Yes – everyday!
Do college students and high-schoolers share the same stressors?
Yes – often these stressors are similar – the pressure to get high grades, to do multiple extra-curricular activities, to be a good friend/roommate, to look good and appear to “do it all”. Some high school kids think that once they get into college, they can “have a life” – that the pressure will go down and that they can sleep, have more time for fun and relaxation, and take the courses they really want to take (instead of feeling like they need to take as many honors or Advanced Placement courses as possible to get into undergraduate institutions), but these students soon find that college life can be as stressful as high school. Now they are attempting to get the grades to get into grad school or are attempting to keep up with all the other high achievers at their college. Some begin to wonder when this kind of pressured life will ever end… The good news is that high school and college students CAN do something about this pressure (see next answer.)
What are some immediate tips you can give to students to help them de-stress and be happier starting TODAY?
Students need to stop and reflect on the life they are leading. There are some basic needs that must be fulfilled: students need to take care of themselves. They need to get more sleep, find more time to exercise and eat right, and have some downtime each day. We have an acronym of PDF which stands for playtime, downtime, and family time, and the research shows that students of all ages need to schedule more PDF in their lives each day. This is hard to do when you are a busy student, so that means you will need to make some difficult choices. How many classes will you take at one time? How many activities will you sign up for? Most universities (for undergrad and grad) aren’t looking for the person who took the most courses and stayed up the latest and participated in the most activities. Most schools are looking for some kind of intellectual rigor and some kind of steady progress in an activity that you love. Slow down, delve more deeply into the subjects and activities that you love while understanding that you CANNOT do it all, and still be healthy and happy.

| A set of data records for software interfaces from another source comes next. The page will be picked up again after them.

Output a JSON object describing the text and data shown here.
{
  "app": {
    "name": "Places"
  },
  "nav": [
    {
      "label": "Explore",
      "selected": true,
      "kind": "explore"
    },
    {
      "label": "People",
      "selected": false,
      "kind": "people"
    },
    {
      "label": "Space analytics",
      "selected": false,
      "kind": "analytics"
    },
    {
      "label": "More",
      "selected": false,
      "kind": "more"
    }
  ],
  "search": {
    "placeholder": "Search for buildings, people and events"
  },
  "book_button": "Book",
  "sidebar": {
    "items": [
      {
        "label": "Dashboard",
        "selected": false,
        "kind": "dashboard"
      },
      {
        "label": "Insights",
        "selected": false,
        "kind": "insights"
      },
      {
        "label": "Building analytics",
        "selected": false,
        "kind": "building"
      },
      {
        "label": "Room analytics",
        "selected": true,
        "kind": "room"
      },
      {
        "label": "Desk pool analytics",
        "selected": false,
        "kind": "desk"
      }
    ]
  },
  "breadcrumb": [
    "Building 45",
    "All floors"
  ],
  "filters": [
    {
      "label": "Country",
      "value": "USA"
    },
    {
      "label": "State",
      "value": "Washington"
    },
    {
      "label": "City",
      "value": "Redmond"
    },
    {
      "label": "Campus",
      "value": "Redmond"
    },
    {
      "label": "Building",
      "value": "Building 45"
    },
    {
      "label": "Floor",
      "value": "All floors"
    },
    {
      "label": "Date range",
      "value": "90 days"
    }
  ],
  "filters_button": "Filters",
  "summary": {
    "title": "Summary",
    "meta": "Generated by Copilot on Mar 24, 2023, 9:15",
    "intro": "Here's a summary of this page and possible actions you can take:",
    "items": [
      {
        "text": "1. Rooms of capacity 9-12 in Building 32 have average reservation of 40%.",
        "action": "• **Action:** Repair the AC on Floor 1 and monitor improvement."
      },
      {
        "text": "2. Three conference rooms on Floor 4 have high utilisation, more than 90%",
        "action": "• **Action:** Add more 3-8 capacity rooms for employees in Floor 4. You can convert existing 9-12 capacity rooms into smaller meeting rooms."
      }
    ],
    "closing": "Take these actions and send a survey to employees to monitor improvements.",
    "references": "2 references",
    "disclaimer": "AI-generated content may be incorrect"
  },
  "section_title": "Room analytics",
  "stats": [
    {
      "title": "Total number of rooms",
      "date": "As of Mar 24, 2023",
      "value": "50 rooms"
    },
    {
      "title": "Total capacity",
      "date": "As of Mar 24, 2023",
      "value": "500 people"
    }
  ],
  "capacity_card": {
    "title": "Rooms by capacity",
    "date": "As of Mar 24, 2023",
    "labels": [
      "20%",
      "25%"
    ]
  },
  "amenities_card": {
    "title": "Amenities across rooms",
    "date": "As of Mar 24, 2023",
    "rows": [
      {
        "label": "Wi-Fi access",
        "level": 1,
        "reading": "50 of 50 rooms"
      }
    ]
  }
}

Make some key choices to regain balance in your life and prioritize the things that really matter in the long run – health, family, friends, intellectual stimulation, hobbies. You’ll find the right-fit school for you if you focus on the right things now.
Do you see any changes in how kids are “doing school” today? Has this trend increased, decreased, or stayed the same since writing your book?
Unfortunately the cheating and the health issues have escalated over the past few years. The good news is that many Challenge Success member schools have made excellent progress in changing the hyper frenetic culture of achievement at all costs. Schools are changing their schedules to allow more time for deep and relevant learning, they are changing their homework policies and assessments to allow students to be healthier and more engaged in what they study. And students and parents are learning to define success on their own terms to allow for more time for creative pursuits and mental and physical well-being.
Finally, what do you think it would take for the conditions that foster “doing school” to alter significantly?
We work with one school at a time, one family at a time and simultaneously we publish research and white papers and offer online courses to spread the word more widely. We are aiming for a culture shift here — a way of thinking about kids and health and learning that gets to the root of real success – self-management, creativity, adaptability, critical thinking and real motivation for life-long learning. Some simple changes in kids’ schedules (earlier bedtimes, more playtime, fewer scheduled activities) and some simple changes in how teachers teach and how schools are structured (later start times, block schedules, project based learning) for instance, can make a huge difference for our children.
Many thanks to Denise Pope for taking the time out to answer these questions!